Usually when you tell people you are headed for a backpacking trip through Spider Gap, the response is, “Never heard of it.” It is for this reason that Spider Gap is the most underrated backpack destination in Washington. 

Route Stats

43 Mile Loop
7,500 ft elevation gain
Water: Lots
Snow: Some
Tree Cover: 50/50 tree cover (ballpark)
Alpine Lakes: 1
Views of Glacier Peak: Pretty darn good

The Trip

Full confession, I hate backpacking. So when my girlfriend Gina suggested a four day trip I begrudgingly agreed. The silver lining was the promised views and it would be our dog Kimchi’s first backpacking trip.

Day 1

We started our day by making the six hour drive up from Portland to the Trinity Trailhead. The loop starts and ends at two different trailheads, with a short stretch of forest road between them. We opted to do the loop counterclockwise, but would start at the lower trailhead (Trinity), to avoid having to do the forest road section the next day. 

The first part on the forest road dragged on, giving me ample time to adjust to a pack with four days worth of food, and to contemplate the hell I had gotten myself into. Upon reaching the start of the trail at Phelps Creek Trailhead we began hiking up Phelps Creek Trail, towards Spider Gap.

Due to our late start we didn’t make it far up the trail that day. We covered about 6 miles total before deciding to camp. 

The highlight of day 1 was discovering Kimchi is apparently terrified of tents, and attempted to run through the screen headfirst once inside.

Day 2

After getting up bright and early at 9am, we brewed coffee and broke down camp. After just a few miles we came up to a beautiful meadow, surrounded by mountains. This would be the start of incredible views that would only get better.

At the end of the valley, we began our climb up to the namesake of the loop, Spider Gap. This climb would be both the biggest and steepest of the whole route, needless to say I was excited. The trail was steeep for a bit over a mile, with some surprising exposure off the side, and fantastic views down the valley we had just come through.

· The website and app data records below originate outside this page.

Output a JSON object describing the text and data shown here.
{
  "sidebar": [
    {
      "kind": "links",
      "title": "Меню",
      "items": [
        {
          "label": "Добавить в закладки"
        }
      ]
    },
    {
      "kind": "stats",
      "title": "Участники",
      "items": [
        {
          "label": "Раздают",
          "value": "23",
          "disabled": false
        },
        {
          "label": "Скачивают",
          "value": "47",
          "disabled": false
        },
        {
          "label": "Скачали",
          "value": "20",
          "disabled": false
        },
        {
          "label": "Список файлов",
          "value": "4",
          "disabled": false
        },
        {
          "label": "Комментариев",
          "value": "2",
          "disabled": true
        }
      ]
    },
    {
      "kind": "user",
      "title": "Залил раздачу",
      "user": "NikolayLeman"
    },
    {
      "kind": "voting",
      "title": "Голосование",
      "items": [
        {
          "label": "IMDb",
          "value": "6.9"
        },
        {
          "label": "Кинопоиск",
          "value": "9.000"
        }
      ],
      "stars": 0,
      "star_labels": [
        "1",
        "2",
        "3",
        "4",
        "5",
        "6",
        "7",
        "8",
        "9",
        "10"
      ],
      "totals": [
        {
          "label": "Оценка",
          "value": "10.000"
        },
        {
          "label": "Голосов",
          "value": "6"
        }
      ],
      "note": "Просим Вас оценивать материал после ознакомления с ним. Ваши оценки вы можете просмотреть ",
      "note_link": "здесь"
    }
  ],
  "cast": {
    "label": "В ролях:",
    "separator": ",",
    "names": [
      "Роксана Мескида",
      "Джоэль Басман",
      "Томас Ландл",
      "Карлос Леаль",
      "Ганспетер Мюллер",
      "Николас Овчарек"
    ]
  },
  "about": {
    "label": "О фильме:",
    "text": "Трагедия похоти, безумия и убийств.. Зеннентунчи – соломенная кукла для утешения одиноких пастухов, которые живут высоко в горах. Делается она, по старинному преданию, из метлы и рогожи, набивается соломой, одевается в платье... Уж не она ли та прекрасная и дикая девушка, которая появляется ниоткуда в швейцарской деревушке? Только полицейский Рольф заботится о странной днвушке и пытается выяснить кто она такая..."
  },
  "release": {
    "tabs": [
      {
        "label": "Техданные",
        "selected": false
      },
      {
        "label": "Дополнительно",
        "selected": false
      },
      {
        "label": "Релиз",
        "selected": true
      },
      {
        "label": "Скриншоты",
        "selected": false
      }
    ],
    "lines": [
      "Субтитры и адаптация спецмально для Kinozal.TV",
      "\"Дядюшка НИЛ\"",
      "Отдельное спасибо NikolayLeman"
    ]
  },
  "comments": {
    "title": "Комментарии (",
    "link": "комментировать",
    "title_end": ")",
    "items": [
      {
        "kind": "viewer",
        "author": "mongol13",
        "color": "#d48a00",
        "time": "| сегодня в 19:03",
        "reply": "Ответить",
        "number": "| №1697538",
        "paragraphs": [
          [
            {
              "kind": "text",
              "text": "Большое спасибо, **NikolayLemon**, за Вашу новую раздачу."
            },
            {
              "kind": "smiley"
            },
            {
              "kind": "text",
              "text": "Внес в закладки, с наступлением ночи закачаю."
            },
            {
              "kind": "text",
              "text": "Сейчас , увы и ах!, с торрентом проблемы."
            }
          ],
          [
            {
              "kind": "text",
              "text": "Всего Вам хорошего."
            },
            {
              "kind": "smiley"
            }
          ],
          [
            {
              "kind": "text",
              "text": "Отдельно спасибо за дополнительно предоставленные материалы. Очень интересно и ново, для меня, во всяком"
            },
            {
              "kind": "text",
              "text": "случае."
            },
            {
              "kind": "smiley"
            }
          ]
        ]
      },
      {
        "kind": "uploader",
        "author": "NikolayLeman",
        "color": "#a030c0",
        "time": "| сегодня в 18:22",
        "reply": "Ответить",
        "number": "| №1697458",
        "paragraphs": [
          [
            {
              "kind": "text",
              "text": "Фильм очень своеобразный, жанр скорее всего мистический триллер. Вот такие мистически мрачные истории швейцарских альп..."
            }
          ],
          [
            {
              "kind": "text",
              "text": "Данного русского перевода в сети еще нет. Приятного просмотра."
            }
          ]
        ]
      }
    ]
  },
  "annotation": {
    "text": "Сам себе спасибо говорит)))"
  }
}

Upon topping out the steepest of the climb we came to a scenic river, flowing right out of the snowfield we would finish our climb on. Like a fool I had forgotten sunglasses entirely so out of respect for my eyes I booked it up the snow. Pro Tip: look at your shadow when on snow on a sunny day with no sunglasses. It’s substantially better than looking literally anywhere else.

After the snow and one short scramble up a scree slope, we had reached the top of Spider Gap, and our hard work was rewarded with perhaps the best view of the entire trip.

We next descended into a glacial cirque, complete with crystal blue alpine lake. 

After traversing the length of this stunning area, we then were treated to another climb up to Cloudy Pass. After completing most of the climb, we decided to camp in a gorgeous alpine meadow. Hands down our best campsite it was an idyllic evening.

Day 3

We actually made a point to get up early on our third day, so we could push through the majority of what we had left on the route.  Light rain was in the forecast, so we wanted to get moving. 

A few hours into the day I came up with the stupid idea that maybe we could just finish the whole loop today. Sure we started the day only halfway through the loop, but we were moving quickly and feeling good. I pitched this idea to Gina, and was promptly shut down.

We continued on, and as we did clouds began moving in, and we started to feel rain drops. By this point we were just finishing up our final climb, and just had about nine and a half miles of downhill to go to the car. So, one more time I pitched finishing the hike today. My half baked reasoning was that by the time we made it to the next spot to camp we would only be six miles from the car. So at that point why suffer camping in the rain when you could suffer hiking in the rain to the warm dry car?

Long story short, we ended up going all the way to the car and it royally sucked. It was an hours long sufferfest, but in the end we were rewarded by a warm, dry, somewhat comfortable sleep in the back of our Prius.

Gear Highlights

Good To Go Mushroom Risotto: My favorite meal of the trip it was quite fantastic
Gossamer Gear The Two: An incredibly lightweight, roomy two person tent (available to rent at the Mountain Shop)
Hoka One One Speedgoat: I won’t say they kept my feet entirely comfortable, I dont know of a shoe that will after a wet 20 miles, but they did a fantastic job